Detailed data collected will help towards making an accurate hypothesis and should ideally cover all aspects of the product.
Focus on value addition
Identifying how the product adds value is the base formula for success. When users can easily see and use the value add your product offers, you’ll have an even greater chance to succeed.
Define the user flow in the software
Offering a seamless and positive user experience requires overcoming all friction points within the software. It’s very important to visualize the user journey and design the user flow before commencing with the development. If you wait to describe the user flow for your product, your project will be behind before you even start development.
Prioritize riskiest features

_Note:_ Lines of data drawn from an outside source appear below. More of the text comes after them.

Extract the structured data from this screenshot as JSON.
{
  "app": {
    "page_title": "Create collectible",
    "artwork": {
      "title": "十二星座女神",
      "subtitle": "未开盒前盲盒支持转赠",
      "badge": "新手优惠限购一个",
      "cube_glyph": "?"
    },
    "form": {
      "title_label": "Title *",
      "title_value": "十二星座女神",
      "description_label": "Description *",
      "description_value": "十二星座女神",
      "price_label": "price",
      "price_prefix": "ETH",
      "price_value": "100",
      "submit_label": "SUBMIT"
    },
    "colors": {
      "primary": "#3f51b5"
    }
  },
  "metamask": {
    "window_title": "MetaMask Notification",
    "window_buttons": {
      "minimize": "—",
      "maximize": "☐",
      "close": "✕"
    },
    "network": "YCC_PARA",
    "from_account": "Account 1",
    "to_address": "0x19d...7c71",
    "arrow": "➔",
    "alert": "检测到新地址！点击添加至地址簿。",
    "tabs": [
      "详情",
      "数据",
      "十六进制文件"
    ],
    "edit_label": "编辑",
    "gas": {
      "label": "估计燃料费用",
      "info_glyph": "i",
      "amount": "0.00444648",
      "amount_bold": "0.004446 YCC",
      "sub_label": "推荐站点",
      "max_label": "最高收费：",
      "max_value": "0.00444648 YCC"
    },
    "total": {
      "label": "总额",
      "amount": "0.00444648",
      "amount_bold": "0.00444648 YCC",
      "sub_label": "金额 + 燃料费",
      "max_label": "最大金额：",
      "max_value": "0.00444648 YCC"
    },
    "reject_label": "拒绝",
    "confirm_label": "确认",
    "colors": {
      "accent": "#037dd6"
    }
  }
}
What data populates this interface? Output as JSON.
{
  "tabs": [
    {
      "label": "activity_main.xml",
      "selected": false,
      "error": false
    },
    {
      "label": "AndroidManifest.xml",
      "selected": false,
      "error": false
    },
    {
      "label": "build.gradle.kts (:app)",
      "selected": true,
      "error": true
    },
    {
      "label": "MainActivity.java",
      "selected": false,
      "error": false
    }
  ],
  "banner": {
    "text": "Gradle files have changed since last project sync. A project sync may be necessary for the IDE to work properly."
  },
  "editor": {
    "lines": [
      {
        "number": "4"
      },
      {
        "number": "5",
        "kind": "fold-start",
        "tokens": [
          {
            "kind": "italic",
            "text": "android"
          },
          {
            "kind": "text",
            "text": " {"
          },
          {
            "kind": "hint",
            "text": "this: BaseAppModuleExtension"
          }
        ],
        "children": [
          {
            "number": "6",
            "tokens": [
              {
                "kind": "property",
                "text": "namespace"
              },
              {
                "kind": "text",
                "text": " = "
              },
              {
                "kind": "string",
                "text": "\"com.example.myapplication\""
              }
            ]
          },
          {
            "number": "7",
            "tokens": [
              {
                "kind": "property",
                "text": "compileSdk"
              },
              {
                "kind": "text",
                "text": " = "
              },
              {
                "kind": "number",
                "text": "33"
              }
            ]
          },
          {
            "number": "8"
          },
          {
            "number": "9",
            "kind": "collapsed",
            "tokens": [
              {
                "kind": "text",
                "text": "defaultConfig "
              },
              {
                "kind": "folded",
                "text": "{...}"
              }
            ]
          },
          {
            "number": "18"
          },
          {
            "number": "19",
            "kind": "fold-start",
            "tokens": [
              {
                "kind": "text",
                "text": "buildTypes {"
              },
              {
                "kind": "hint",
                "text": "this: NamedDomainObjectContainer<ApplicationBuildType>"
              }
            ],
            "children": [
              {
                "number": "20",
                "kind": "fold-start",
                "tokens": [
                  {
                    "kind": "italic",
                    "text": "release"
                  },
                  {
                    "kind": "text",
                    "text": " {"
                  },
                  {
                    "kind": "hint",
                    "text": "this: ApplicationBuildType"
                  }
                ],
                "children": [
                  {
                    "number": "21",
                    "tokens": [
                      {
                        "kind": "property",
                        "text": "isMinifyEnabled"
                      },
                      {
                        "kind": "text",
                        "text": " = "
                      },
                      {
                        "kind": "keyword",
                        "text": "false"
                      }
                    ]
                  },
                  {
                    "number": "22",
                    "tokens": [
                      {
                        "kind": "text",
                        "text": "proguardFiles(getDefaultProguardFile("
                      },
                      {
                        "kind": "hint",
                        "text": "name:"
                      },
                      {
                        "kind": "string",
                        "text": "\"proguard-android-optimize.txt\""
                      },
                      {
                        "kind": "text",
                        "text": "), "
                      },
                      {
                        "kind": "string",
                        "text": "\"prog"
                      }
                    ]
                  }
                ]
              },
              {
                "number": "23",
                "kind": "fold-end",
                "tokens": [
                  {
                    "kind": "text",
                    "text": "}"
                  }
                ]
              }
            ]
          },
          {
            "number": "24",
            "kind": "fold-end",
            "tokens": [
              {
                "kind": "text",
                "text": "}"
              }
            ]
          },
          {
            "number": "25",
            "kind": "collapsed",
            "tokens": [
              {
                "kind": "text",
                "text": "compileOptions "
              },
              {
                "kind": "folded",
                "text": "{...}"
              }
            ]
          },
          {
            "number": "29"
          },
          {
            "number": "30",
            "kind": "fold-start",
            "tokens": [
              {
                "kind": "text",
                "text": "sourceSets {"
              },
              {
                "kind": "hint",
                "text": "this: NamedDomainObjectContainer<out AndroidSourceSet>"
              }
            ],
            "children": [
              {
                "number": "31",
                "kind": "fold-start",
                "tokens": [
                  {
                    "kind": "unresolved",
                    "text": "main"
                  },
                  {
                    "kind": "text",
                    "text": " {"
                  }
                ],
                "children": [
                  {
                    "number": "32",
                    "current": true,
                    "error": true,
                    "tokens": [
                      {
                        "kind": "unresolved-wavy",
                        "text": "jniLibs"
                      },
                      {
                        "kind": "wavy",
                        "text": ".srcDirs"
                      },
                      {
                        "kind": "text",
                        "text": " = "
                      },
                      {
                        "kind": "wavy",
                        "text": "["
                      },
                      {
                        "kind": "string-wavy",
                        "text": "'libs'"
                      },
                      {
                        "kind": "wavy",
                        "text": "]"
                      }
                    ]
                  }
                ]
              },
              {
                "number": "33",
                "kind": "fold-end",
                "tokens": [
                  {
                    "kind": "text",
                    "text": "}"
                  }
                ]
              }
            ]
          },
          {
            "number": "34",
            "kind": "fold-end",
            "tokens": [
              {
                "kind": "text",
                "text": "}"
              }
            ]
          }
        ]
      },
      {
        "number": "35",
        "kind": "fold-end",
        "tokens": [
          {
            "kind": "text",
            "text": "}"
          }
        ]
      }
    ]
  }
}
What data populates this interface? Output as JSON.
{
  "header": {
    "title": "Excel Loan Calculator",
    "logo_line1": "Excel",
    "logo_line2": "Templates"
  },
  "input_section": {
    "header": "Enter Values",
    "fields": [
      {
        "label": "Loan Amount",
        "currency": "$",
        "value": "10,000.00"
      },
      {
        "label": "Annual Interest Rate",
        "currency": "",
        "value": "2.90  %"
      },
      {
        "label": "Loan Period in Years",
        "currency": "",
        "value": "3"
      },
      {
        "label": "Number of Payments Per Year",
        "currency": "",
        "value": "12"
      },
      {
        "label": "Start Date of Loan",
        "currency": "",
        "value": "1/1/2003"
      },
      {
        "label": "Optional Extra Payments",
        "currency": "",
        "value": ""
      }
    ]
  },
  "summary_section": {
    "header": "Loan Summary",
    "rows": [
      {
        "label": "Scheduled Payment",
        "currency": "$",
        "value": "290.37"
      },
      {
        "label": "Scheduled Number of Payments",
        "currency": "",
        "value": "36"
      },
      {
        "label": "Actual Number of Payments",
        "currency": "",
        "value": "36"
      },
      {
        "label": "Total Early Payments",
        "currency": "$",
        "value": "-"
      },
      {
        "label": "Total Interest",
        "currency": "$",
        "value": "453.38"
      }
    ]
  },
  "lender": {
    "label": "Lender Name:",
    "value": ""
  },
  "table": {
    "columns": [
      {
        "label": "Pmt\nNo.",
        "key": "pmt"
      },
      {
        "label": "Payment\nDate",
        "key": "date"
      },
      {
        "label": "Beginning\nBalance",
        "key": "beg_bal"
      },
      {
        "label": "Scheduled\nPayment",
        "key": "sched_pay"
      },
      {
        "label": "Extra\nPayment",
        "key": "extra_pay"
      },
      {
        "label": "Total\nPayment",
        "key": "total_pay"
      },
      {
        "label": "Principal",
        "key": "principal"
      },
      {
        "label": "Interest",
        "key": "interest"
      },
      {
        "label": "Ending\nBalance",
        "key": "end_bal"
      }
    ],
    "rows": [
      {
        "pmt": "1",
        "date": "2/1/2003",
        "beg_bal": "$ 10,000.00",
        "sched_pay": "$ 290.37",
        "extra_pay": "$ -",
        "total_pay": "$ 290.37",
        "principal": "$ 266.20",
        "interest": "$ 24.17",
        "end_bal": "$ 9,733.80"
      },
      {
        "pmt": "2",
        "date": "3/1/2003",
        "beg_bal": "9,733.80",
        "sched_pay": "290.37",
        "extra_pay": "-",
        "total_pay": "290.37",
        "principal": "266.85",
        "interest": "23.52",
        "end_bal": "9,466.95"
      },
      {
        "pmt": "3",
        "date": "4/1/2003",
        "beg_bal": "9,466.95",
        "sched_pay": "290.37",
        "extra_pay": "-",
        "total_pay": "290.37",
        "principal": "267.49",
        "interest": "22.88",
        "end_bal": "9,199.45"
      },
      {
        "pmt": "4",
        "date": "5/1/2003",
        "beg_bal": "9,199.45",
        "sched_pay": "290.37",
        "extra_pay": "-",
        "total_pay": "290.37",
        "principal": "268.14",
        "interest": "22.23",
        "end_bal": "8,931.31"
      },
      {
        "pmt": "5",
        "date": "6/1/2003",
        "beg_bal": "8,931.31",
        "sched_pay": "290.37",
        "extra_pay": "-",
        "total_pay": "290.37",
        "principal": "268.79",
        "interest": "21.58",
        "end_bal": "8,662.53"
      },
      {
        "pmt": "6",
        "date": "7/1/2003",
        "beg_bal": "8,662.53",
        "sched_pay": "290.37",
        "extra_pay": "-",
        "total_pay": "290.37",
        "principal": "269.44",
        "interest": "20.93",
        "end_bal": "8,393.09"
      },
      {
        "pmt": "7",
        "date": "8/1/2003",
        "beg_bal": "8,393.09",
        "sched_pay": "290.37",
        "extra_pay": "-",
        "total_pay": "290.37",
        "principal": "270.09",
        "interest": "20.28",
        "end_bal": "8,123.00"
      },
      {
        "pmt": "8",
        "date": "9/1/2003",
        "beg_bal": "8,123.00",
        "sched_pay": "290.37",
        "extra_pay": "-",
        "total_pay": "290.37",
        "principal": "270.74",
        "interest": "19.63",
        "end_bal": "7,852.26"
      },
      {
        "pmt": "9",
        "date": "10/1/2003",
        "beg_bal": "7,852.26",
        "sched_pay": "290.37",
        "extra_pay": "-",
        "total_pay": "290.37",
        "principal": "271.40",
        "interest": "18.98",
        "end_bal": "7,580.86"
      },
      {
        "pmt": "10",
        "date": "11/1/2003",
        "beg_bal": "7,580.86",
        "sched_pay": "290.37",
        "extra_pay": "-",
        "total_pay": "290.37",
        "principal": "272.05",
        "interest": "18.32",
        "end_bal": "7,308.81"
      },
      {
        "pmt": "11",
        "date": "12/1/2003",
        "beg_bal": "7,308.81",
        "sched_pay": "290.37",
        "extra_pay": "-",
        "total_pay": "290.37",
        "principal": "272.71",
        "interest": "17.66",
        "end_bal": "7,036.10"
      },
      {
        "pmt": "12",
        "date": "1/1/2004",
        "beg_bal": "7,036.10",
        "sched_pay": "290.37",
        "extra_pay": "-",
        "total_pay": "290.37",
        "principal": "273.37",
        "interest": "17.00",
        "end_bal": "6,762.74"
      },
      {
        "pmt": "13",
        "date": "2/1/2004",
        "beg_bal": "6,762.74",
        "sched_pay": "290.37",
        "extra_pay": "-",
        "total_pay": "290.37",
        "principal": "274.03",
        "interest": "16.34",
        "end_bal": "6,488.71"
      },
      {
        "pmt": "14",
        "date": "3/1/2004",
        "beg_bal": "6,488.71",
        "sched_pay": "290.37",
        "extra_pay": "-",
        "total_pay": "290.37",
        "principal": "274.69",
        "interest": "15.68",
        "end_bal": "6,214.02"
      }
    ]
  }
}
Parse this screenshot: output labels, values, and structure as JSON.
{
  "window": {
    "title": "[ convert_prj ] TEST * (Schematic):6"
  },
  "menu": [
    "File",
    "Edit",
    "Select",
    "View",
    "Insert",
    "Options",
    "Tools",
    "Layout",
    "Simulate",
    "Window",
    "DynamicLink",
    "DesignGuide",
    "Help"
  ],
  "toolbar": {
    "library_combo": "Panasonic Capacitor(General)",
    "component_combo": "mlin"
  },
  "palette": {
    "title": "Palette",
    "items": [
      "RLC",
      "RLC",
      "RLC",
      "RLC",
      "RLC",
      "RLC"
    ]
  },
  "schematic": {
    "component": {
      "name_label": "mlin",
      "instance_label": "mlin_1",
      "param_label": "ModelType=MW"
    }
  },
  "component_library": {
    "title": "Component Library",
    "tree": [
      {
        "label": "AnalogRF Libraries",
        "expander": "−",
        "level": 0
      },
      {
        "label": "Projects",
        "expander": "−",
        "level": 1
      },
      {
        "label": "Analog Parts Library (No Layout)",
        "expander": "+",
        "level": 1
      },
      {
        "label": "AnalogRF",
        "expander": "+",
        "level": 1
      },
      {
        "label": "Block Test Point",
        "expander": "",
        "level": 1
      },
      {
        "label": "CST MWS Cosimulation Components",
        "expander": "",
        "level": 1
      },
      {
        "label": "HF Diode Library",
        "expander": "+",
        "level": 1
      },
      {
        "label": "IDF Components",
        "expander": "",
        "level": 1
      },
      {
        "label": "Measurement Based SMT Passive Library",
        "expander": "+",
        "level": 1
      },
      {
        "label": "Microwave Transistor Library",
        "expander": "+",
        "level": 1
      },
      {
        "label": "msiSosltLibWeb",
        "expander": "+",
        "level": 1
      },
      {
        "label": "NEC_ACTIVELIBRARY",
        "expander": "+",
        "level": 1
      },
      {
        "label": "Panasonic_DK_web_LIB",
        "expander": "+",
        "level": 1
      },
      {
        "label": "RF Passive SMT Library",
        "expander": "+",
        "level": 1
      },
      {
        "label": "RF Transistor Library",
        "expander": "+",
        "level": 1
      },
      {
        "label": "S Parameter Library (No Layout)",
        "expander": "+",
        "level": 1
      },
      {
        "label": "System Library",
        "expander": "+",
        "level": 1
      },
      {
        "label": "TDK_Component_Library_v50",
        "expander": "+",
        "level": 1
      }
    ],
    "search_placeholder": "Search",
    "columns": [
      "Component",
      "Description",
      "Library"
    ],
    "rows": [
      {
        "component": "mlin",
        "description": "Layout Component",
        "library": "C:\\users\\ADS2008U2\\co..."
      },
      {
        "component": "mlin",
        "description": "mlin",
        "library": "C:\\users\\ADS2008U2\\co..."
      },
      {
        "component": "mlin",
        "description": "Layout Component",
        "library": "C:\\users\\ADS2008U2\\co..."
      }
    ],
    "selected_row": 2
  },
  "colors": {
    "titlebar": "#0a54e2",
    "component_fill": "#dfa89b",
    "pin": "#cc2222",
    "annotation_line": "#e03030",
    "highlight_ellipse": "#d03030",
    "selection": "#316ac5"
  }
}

The next step is to identify the riskiest assumption. Ideally, in MVP development you would proceed to work on the riskiest assumption first.
According to Eric Ries, author of the Lean Startup, “As you consider building your own minimum viable product, let this simple rule suffice: remove any feature, process, or effort that does not contribute directly to the learning you seek.”
Learning will come when the hypothesis is validated by feedback received from end users.
Integral to MVP development are continuous, short-term development sprints. Your team’s focus is on developing the hypothesis formed during the ideation stage, coding, deployment and validating it quickly.
Think of this stage as conducting an experiment to validate your hypothesis. The word experiment itself signifies learning by validating unpredictable hypotheses. The hypothesis may involve simple tasks such as UI/UX writing or major changes in functionalities.
In the building stage, always follow the best practices of unit testing, continuous integration and incremental deployment.
Measuring Success after Building an MVP
Measuring the success of your MVP starts with feedback from users and stakeholders. Here are a few ways of capturing the data you need to calculate success:
User / Stakeholder feedback. Always leverage input from interviews, surveys and any other means that you collect feedback.
User engagement. By testing levels of engagement of target users with your product, you’ll gain valuable insights that will decide the future course of improving your product.
Software downloads. The number of times the software is downloaded indicates its popularity amongst the users.
User referrals. The number of times your product is referred to others indicates user satisfaction and effectively validates the hypothesis.
Customer lifetime. How long do users continue interacting with your software before finally deleting it? The answer will always give you useful information. If the lifetime of your product is too short, you may need to review your MVP process to determine where feature inclusion went wrong.
To Sum It Up
Innovations in either the product or the implementation of the business idea can cause market disruptions. Innovations start as unverified assumptions, and a solid MVP-first strategy gives businesses the opportunity to experiment, learn and potentially introduce disruptive innovations in the long run.
Rather than going all out with a big bang launch of the product, using an MVP in software development gives startups the opportunity to test their business idea before launch. MVPs can bring multiple benefits towards the development of the product, and following the steps mentioned above can help startups to gain maximum benefit from MVPs.
Partnering with an experienced MVP development company can help startups implement an MVP-first strategy with precision for maximum deliverables while minimizing resources and time.